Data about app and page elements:
------------------------
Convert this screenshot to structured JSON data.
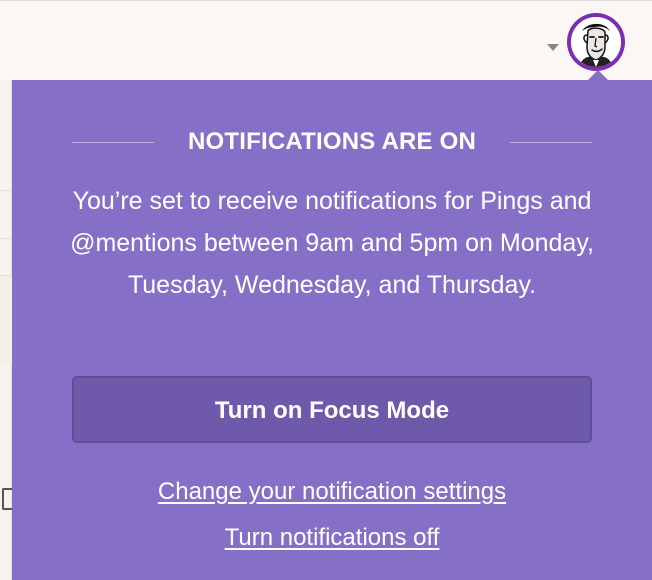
{
  "notifications_popover": {
    "title": "NOTIFICATIONS ARE ON",
    "message": "You’re set to receive notifications for Pings and @mentions between 9am and 5pm on Monday, Tuesday, Wednesday, and Thursday.",
    "focus_button_label": "Turn on Focus Mode",
    "settings_link_label": "Change your notification settings",
    "turn_off_link_label": "Turn notifications off"
  },
  "header": {
    "dropdown_icon": "chevron-down-icon",
    "avatar_icon": "user-avatar"
  },
  "colors": {
    "popover_background": "#866fc7",
    "button_background": "#6e59aa",
    "avatar_ring": "#7b2eb1",
    "text": "#ffffff"
  }
}
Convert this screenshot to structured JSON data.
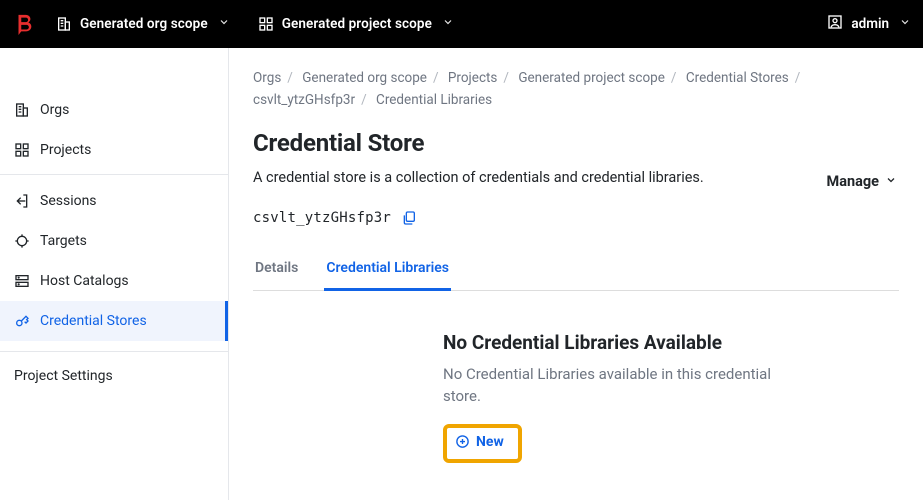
{
  "brandColor": "#e62e2e",
  "topbar": {
    "orgScope": "Generated org scope",
    "projectScope": "Generated project scope",
    "user": "admin"
  },
  "sidebar": {
    "group1": [
      {
        "label": "Orgs",
        "icon": "org"
      },
      {
        "label": "Projects",
        "icon": "grid"
      }
    ],
    "group2": [
      {
        "label": "Sessions",
        "icon": "exit"
      },
      {
        "label": "Targets",
        "icon": "crosshair"
      },
      {
        "label": "Host Catalogs",
        "icon": "server"
      },
      {
        "label": "Credential Stores",
        "icon": "key",
        "active": true
      }
    ],
    "settings": "Project Settings"
  },
  "breadcrumbs": [
    "Orgs",
    "Generated org scope",
    "Projects",
    "Generated project scope",
    "Credential Stores",
    "csvlt_ytzGHsfp3r",
    "Credential Libraries"
  ],
  "page": {
    "title": "Credential Store",
    "subtitle": "A credential store is a collection of credentials and credential libraries.",
    "manage": "Manage",
    "id": "csvlt_ytzGHsfp3r"
  },
  "tabs": [
    {
      "label": "Details"
    },
    {
      "label": "Credential Libraries",
      "active": true
    }
  ],
  "empty": {
    "heading": "No Credential Libraries Available",
    "body": "No Credential Libraries available in this credential store.",
    "action": "New"
  }
}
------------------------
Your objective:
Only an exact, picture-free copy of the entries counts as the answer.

Task solution:
Convert this screenshot to structured JSON data.
{
  "notifications_popover": {
    "title": "NOTIFICATIONS ARE ON",
    "message": "You’re set to receive notifications for Pings and @mentions between 9am and 5pm on Monday, Tuesday, Wednesday, and Thursday.",
    "focus_button_label": "Turn on Focus Mode",
    "settings_link_label": "Change your notification settings",
    "turn_off_link_label": "Turn notifications off"
  },
  "header": {
    "dropdown_icon": "chevron-down-icon",
    "avatar_icon": "user-avatar"
  },
  "colors": {
    "popover_background": "#866fc7",
    "button_background": "#6e59aa",
    "avatar_ring": "#7b2eb1",
    "text": "#ffffff"
  }
}
Convert this screenshot to structured JSON data.
{
  "brandColor": "#e62e2e",
  "topbar": {
    "orgScope": "Generated org scope",
    "projectScope": "Generated project scope",
    "user": "admin"
  },
  "sidebar": {
    "group1": [
      {
        "label": "Orgs",
        "icon": "org"
      },
      {
        "label": "Projects",
        "icon": "grid"
      }
    ],
    "group2": [
      {
        "label": "Sessions",
        "icon": "exit"
      },
      {
        "label": "Targets",
        "icon": "crosshair"
      },
      {
        "label": "Host Catalogs",
        "icon": "server"
      },
      {
        "label": "Credential Stores",
        "icon": "key",
        "active": true
      }
    ],
    "settings": "Project Settings"
  },
  "breadcrumbs": [
    "Orgs",
    "Generated org scope",
    "Projects",
    "Generated project scope",
    "Credential Stores",
    "csvlt_ytzGHsfp3r",
    "Credential Libraries"
  ],
  "page": {
    "title": "Credential Store",
    "subtitle": "A credential store is a collection of credentials and credential libraries.",
    "manage": "Manage",
    "id": "csvlt_ytzGHsfp3r"
  },
  "tabs": [
    {
      "label": "Details"
    },
    {
      "label": "Credential Libraries",
      "active": true
    }
  ],
  "empty": {
    "heading": "No Credential Libraries Available",
    "body": "No Credential Libraries available in this credential store.",
    "action": "New"
  }
}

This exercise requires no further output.